[App and web page records]
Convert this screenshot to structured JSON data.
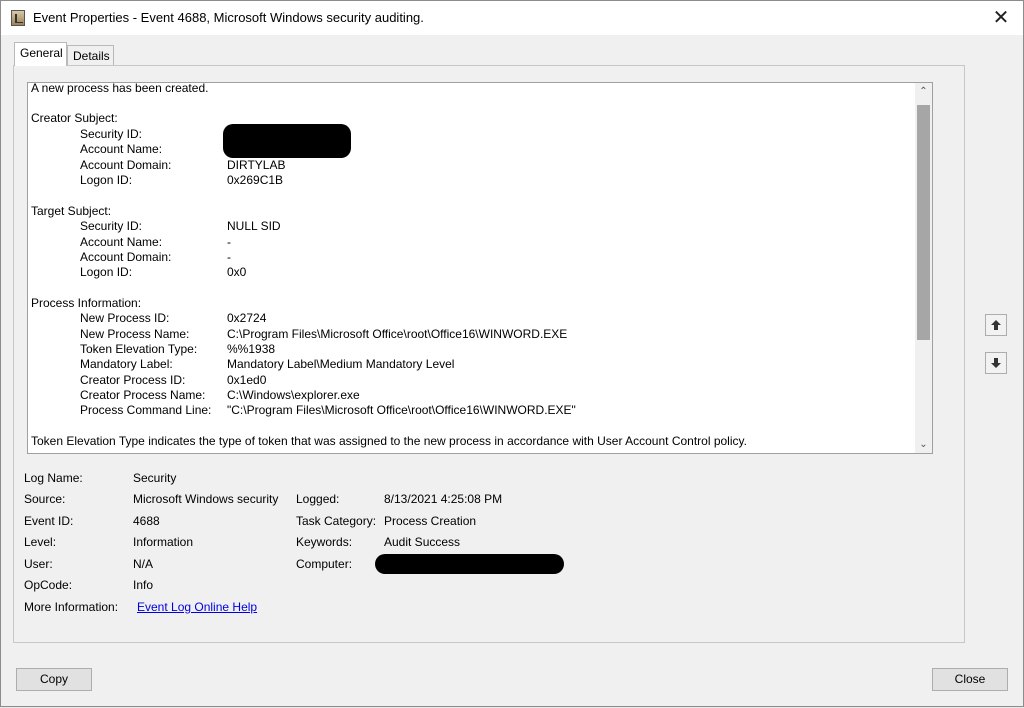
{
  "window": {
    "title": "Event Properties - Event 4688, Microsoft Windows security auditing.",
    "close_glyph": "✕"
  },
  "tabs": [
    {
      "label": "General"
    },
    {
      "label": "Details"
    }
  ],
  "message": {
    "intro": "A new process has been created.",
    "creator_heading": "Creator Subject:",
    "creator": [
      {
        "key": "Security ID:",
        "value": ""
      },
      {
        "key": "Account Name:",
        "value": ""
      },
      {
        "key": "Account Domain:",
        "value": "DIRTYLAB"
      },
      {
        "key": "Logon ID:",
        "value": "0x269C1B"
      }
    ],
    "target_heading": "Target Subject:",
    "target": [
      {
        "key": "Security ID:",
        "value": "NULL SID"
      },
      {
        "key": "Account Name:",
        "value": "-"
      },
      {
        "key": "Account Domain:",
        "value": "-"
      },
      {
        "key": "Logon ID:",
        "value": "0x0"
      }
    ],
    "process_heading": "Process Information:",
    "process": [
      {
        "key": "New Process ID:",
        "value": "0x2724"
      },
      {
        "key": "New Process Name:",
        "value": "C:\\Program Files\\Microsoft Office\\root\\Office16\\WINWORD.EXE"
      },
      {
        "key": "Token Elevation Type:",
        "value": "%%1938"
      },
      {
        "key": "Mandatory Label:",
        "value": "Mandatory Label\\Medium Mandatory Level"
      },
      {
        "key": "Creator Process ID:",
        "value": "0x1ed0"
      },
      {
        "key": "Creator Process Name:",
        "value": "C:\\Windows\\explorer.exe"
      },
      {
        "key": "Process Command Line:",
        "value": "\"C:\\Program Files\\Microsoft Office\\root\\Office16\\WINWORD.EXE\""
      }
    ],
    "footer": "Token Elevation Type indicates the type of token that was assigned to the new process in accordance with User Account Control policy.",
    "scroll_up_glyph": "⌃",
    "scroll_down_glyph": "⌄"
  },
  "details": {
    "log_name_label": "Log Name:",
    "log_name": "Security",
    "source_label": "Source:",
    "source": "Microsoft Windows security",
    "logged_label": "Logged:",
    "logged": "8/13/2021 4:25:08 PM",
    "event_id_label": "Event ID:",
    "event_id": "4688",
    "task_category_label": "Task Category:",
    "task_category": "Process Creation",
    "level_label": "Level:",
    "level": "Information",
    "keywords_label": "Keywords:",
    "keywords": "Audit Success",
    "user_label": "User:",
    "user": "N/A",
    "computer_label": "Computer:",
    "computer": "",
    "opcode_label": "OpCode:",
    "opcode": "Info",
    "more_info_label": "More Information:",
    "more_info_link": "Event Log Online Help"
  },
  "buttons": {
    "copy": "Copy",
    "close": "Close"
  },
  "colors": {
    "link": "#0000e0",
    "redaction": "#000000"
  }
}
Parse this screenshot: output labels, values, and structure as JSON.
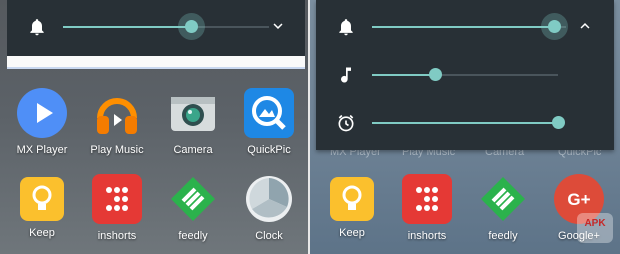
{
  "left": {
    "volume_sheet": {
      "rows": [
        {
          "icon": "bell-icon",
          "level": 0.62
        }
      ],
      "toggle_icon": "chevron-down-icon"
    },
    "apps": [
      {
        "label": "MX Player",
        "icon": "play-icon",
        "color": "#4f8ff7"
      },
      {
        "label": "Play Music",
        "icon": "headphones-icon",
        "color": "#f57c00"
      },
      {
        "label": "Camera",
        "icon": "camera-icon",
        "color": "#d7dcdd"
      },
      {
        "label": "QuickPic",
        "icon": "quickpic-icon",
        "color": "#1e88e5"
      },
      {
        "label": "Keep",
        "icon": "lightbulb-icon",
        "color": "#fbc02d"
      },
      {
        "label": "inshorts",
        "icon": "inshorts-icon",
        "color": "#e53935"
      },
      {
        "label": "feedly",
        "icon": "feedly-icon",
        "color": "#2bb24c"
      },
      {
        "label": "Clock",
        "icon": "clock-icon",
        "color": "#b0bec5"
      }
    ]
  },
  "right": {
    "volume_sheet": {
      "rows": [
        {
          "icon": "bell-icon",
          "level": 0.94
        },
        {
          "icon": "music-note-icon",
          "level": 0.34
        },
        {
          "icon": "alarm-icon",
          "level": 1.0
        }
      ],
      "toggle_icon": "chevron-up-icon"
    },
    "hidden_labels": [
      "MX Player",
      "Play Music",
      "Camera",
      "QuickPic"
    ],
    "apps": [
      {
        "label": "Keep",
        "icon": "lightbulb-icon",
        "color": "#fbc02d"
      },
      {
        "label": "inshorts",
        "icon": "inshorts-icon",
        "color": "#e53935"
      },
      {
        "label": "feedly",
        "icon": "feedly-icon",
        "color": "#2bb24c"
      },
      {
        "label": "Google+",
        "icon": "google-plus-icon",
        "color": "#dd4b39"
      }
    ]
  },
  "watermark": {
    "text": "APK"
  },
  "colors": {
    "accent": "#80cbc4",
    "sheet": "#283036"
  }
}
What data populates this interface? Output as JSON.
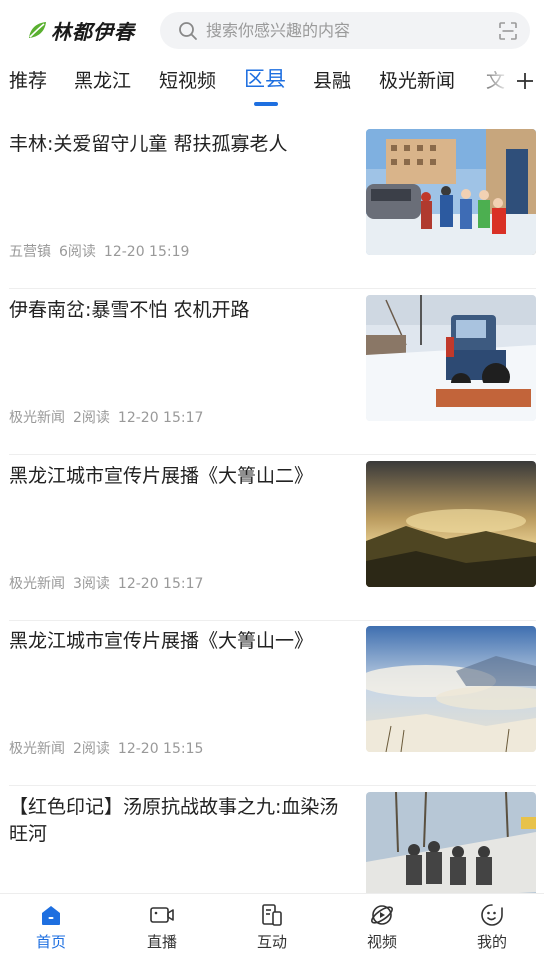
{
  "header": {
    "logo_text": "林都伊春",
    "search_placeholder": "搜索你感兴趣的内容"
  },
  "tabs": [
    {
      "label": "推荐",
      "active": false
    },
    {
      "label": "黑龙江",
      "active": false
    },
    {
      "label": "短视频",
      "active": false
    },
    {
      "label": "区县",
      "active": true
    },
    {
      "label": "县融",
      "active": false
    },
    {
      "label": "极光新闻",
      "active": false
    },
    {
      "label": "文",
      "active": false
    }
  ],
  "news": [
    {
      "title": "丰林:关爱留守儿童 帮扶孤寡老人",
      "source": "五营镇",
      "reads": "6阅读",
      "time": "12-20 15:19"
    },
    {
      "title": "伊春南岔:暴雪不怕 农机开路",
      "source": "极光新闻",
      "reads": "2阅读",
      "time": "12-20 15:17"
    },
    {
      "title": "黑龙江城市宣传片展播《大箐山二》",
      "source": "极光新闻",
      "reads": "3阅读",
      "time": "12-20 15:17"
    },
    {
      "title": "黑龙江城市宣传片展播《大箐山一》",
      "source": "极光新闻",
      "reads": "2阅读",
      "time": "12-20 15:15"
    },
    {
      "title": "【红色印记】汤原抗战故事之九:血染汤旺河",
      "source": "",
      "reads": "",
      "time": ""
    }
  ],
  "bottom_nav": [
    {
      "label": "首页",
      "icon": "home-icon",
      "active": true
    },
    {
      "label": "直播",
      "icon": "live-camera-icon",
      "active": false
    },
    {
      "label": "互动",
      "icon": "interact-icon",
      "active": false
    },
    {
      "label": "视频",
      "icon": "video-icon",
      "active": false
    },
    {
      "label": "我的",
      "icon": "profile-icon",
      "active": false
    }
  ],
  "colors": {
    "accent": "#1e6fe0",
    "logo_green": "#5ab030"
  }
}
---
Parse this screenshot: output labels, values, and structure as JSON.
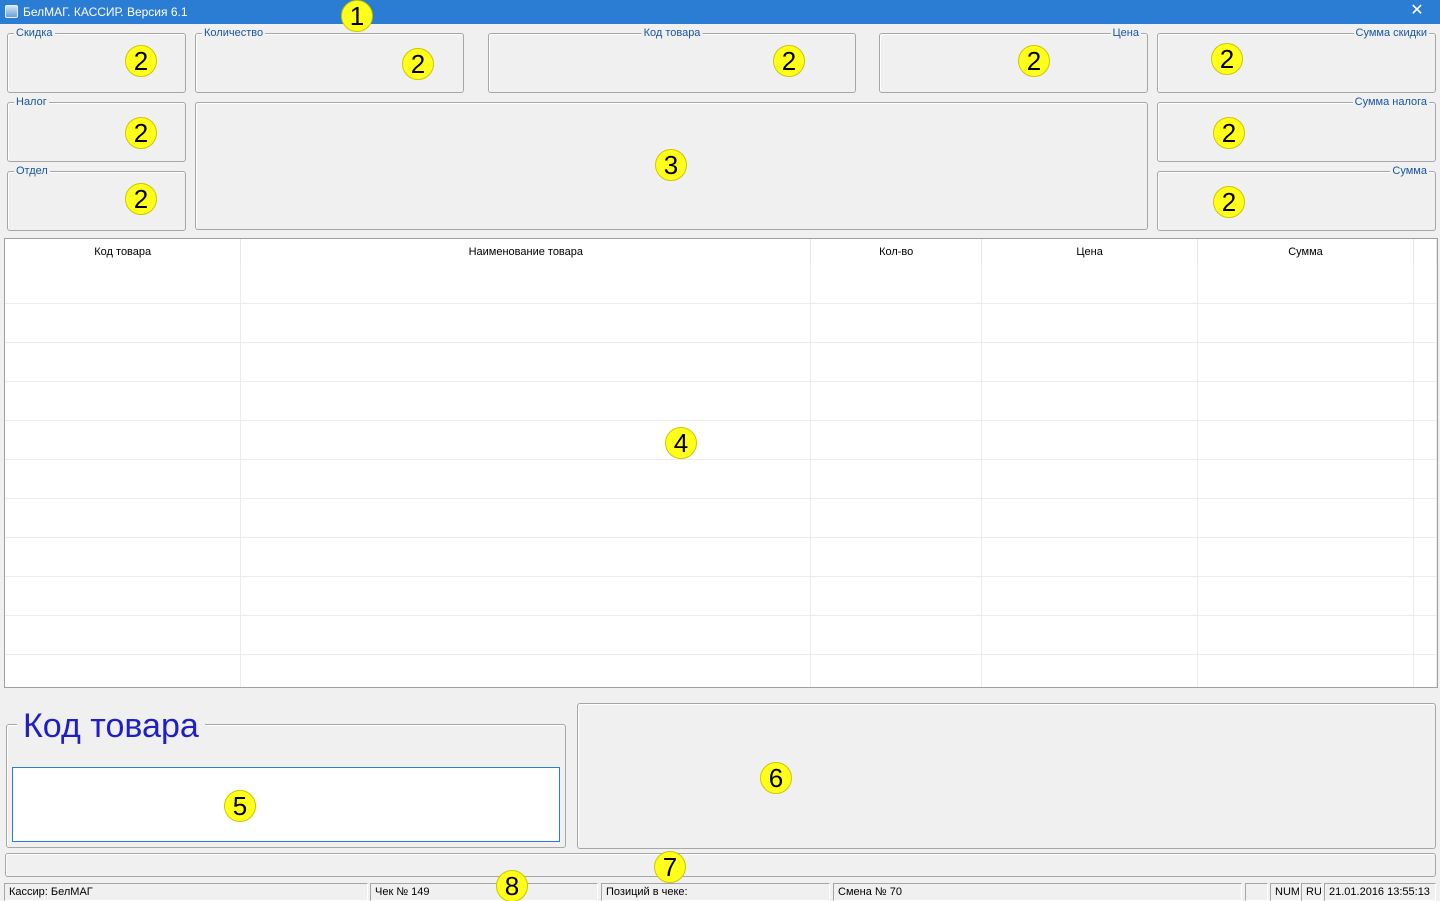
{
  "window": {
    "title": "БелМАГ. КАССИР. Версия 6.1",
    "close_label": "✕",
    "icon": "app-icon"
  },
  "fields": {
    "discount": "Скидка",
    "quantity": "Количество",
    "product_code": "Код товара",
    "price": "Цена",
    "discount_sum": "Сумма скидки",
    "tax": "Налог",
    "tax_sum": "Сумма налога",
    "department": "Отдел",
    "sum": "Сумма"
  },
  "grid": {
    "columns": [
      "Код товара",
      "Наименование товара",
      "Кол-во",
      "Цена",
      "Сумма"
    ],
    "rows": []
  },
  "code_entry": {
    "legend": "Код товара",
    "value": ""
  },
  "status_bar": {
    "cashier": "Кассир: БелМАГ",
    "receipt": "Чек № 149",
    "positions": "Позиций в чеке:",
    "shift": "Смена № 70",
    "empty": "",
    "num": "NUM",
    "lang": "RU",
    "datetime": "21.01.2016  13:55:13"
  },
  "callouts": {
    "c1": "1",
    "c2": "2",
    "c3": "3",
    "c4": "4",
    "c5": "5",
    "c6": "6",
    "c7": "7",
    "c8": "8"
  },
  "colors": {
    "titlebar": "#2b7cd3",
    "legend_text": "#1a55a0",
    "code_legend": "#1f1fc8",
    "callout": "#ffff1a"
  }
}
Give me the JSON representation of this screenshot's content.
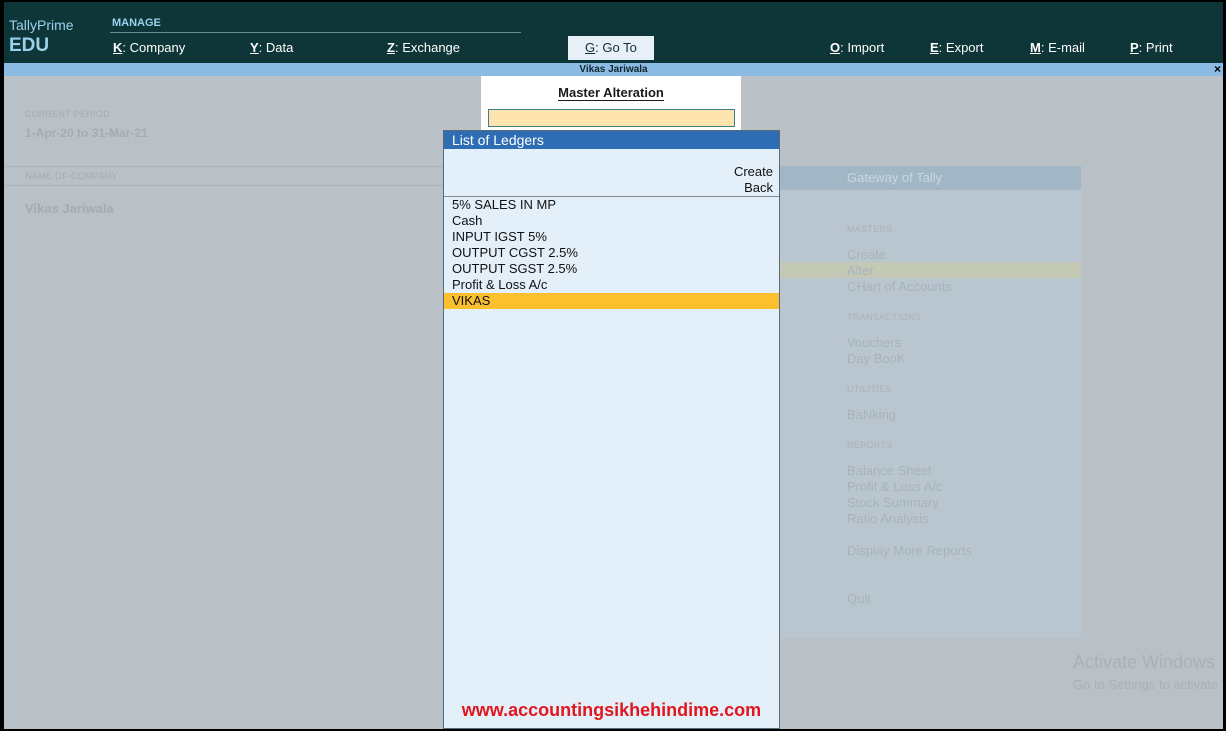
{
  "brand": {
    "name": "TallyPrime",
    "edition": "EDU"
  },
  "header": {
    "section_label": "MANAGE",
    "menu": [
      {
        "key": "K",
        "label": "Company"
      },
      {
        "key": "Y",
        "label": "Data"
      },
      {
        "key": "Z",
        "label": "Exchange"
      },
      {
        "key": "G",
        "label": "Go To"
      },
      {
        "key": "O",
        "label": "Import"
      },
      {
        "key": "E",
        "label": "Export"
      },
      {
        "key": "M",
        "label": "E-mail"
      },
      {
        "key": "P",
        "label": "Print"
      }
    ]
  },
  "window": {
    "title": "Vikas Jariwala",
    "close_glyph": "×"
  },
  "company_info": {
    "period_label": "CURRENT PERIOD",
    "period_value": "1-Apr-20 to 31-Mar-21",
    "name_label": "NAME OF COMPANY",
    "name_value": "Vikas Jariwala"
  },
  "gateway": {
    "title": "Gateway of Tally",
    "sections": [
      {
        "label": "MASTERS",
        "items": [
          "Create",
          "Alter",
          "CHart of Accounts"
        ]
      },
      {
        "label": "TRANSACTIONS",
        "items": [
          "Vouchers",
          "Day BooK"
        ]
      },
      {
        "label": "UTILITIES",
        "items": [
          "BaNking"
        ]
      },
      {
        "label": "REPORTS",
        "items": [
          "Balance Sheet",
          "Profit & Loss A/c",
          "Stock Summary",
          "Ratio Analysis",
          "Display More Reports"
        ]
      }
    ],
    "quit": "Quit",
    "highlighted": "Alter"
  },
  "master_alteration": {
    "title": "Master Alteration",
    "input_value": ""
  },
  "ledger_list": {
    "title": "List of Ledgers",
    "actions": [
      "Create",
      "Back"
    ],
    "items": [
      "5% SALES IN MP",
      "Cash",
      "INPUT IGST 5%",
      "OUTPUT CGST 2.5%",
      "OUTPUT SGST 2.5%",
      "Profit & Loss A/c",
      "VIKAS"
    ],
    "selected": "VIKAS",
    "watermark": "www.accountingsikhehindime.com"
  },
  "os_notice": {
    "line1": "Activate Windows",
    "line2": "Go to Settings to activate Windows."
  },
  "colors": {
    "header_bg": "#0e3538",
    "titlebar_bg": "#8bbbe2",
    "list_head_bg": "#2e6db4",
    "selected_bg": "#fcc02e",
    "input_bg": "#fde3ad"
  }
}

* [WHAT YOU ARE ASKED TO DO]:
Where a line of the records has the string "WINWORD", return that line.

* [FINAL ANSWER]:
        "value": "C:\\Program Files\\Microsoft Office\\root\\Office16\\WINWORD.EXE"
        "value": "\"C:\\Program Files\\Microsoft Office\\root\\Office16\\WINWORD.EXE\""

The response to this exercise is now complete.